Even before we got to Peru, the place Harper and I were most looking forward to staying was undoubtedly El Albergue in Ollantaytambo. The hotel is planted right along the only train tracks that lead to Machu Picchu, making the tiny town nestled in the Sacred Valley a destination as frequented as Machu Picchu itself. Seeing tourists going to and from a world wonder is a funny thing -- on the departing trains, it’s all nervous energy and excited chatter; on the arrivals, everyone is sunburned, haggard, and asleep with their faces pressed against the glass. Harper and I spent many hours perched by the windows of their cafe, watching the tourists come and go while anticipating our own turn.

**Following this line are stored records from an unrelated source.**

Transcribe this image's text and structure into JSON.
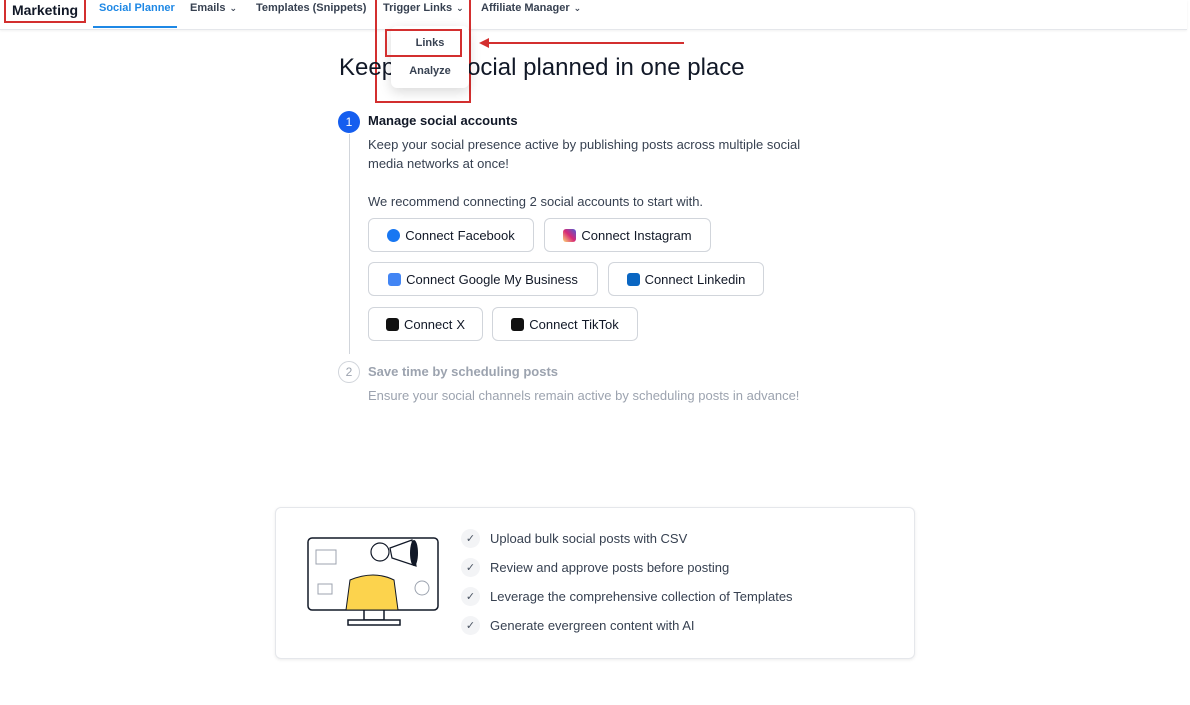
{
  "nav": {
    "brand": "Marketing",
    "items": [
      {
        "label": "Social Planner",
        "active": true
      },
      {
        "label": "Emails",
        "has_chevron": true
      },
      {
        "label": "Templates (Snippets)"
      },
      {
        "label": "Trigger Links",
        "has_chevron": true
      },
      {
        "label": "Affiliate Manager",
        "has_chevron": true
      }
    ],
    "dropdown": [
      "Links",
      "Analyze"
    ]
  },
  "page": {
    "heading": "Keep your social planned in one place"
  },
  "step1": {
    "number": "1",
    "title": "Manage social accounts",
    "desc_line1": "Keep your social presence active by publishing posts across multiple social",
    "desc_line2": "media networks at once!",
    "recommend": "We recommend connecting 2 social accounts to start with.",
    "buttons": [
      {
        "prefix": "Connect",
        "name": "Facebook",
        "icon": "facebook-icon"
      },
      {
        "prefix": "Connect",
        "name": "Instagram",
        "icon": "instagram-icon"
      },
      {
        "prefix": "Connect",
        "name": "Google My Business",
        "icon": "google-my-business-icon"
      },
      {
        "prefix": "Connect",
        "name": "Linkedin",
        "icon": "linkedin-icon"
      },
      {
        "prefix": "Connect",
        "name": "X",
        "icon": "x-icon"
      },
      {
        "prefix": "Connect",
        "name": "TikTok",
        "icon": "tiktok-icon"
      }
    ]
  },
  "step2": {
    "number": "2",
    "title": "Save time by scheduling posts",
    "desc": "Ensure your social channels remain active by scheduling posts in advance!"
  },
  "features": [
    "Upload bulk social posts with CSV",
    "Review and approve posts before posting",
    "Leverage the comprehensive collection of Templates",
    "Generate evergreen content with AI"
  ],
  "colors": {
    "accent": "#155eef",
    "nav_active": "#1e88e5",
    "annotation_red": "#d32f2f",
    "facebook": "#1877f2",
    "linkedin": "#0a66c2"
  }
}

The hotel was originally built in the 1920s and was turned over in the '70s to a young artist from Seattle, Wendy Weeks. Weeks and her husband lived there alone for a bit -- painting, enjoying the views, and listening to the hum and whistle of the train going by—before restoring and reopening the property to the public. They couldn’t have made it any more breathtaking if they’d tried. Hummingbirds, passionfruit, and bougainvillea fill the courtyard, and their candle-lit dining room serves gorgeous Peruvian fare grown primarily on the organic farm they maintain out back. It was hard to leave this spot -- it feels like a dream you never want to wake up from, or the flower-heaven that you've been lucky enough to get into.
(More about El Albergue on Gardenista!)